Dr Bernard Ricardo is one of this year’s recipients of the National Institute of Education’s Caring Teacher Award. He shares with City News what it means to care for his students at NUS High School of Mathematics and Science.
The Caring Teacher Award is a biennial award given out to teachers who have gone the extra mile to ensure their students grow up to be confident, independent learners. Started in 1996, the Caring Teacher Awards is organized by the National Institute of Education, Singapore with support from ExxonMobil Asia Pacific Pte Ltd and the Ministry of Education. The nominees are judged on five criteria: outreach to their students, transformation of their students, their dedication, their humanistic qualities and whether they inspired their fellow teachers to make a difference to their students.
Dr Bernard Ricardo was one of three Caring Teacher Award winners this year.
“My experience is a bit unique because the school focuses on mathematics and science, and the students under my care are high performing students,” he explains. “These students have more unique needs.”
Bernard has been teaching physics in the NUS High School of Mathematics and Science for the past 12 years and is now a Physics Consultant. He is also a member of City Harvest Church, and a team leader overseeing 10 cell groups in Pastor Aries Zulkarnain’s pastoral zone.
TO CARE IS TO NURTURE
Inspired by his students’ passion and curiosity towards science, Bernard decided to pull some of the top-performing students out from their usual lessons and sit down with them to discuss scientific concepts. He felt that they would benefit from such interaction.
“We are given the flexibility to do that at NUS High,” he explains. “Some of these students have gone on to excel beyond their school results; some even won medals in international competitions. For these high performing students, they don’t have any problems with their subjects and they are okay with everything else in their lives. Sometimes, they just feel that they need some hand-holding to have a breakthrough in their learning.”

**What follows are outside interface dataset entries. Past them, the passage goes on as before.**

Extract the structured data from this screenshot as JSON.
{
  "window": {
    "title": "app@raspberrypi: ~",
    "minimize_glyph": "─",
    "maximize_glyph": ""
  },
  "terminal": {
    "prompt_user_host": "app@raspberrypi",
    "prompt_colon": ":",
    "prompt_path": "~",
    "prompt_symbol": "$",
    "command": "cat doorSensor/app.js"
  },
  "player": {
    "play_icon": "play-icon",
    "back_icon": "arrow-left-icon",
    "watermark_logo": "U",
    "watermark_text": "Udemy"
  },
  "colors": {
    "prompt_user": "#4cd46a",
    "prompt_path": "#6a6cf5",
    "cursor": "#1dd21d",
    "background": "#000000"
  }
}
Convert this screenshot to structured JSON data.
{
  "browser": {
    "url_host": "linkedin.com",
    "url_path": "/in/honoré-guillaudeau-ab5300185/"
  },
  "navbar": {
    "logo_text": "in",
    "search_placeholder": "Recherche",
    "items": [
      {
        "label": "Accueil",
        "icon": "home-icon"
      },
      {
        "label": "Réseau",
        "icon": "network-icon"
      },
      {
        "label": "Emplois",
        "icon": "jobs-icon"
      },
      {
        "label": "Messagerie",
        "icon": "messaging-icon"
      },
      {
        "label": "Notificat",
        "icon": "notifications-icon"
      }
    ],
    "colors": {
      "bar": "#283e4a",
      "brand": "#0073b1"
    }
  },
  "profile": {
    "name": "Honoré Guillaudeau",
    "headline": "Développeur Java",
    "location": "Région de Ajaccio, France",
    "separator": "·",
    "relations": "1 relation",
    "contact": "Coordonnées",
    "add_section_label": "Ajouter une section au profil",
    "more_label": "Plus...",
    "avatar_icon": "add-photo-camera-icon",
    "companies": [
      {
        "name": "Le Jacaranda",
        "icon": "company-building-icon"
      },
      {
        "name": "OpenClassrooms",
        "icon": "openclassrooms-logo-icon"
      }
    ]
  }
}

Bernard never expected his students and his colleagues to deem his gesture as caring. Their appreciation of his efforts to go beyond the call of duty and nurture the passion of his students propelled them to nominate him for the Caring Teacher Award. One of those who nominated him was a student he had been mentoring for the past six years. Instead of attending physics lesson, this student would sit with Bernard to work on advanced scientific projects.
Bernard adds, “That made him feel appreciated and he excelled at many international competitions.”
Bernard not only teaches in the school, but he also lives in the hostel with some of his students. “I chose to stay here because it really gives me the opportunity to interact further with them, to find out what their needs are and to meet their needs. But during the lockdown, it was very hard because we couldn’t even interact with them.”
Even though they were living in the same hostel, Bernard couldn’t interact with his students face-to-face. But they tapped onto technology and worked online via Microsoft Teams.
One unfortunate thing that happened during the pandemic was the cancellation of an international competition that a group of students had been preparing for.
“I had been preparing with them for the past three years and they were really disappointed when it was cancelled,” says Bernard. “So instead, we spent some time talking about other scientific ideas, and they began writing a paper together for fun. It was so well done, it was eventually published in a scientific journal! I told them that this was a really high-level accomplishment for high school students.”
To Bernard, caring is “about stretching them to achieve their fullest potential.”
DOING THINGS HEARTILY AS UNTO THE LORD
Teaching was a calling that Bernard received one day when he was in high school. His teacher had invited him to explain a physics concept to his class. “I felt that it was God’s way of showing me His calling and showing me the gift He has given me,” he recalls.
Later, he met a Christian professor who spoke to him about becoming a school teacher. That sealed the deal and Bernard went on to build a career in teaching.
As a Christian, Bernard believes in doing things “heartily, as to the Lord and not to men” (Col 3:23) “Pastor Kong (Hee, senior pastor of CHC) always says, ‘People don’t care how much we know until they know how much we care’. I think that is really applicable, not only for caring system in the cell group but also in the teaching and learning process.”
Helping students excel, however, is not the only thing on Bernard’s very full plate. Besides serving in church, Bernard is also a father of two young children. Juggling everything is no easy feat but Bernard recalls the story of Jesus in the temple when He was 12.
“His parents were looking for Him and He asked them, ‘Why did you seek Me? Did you not know that I must be about My Father’s business?’ (Lk 2:49) That really spoke to me: Jesus saw what He did as His Father’s business. I believe that it doesn’t just apply to doing ministry or other spiritual activities, but in all the areas of our lives. We need to do everything well because it is our Father’s business.”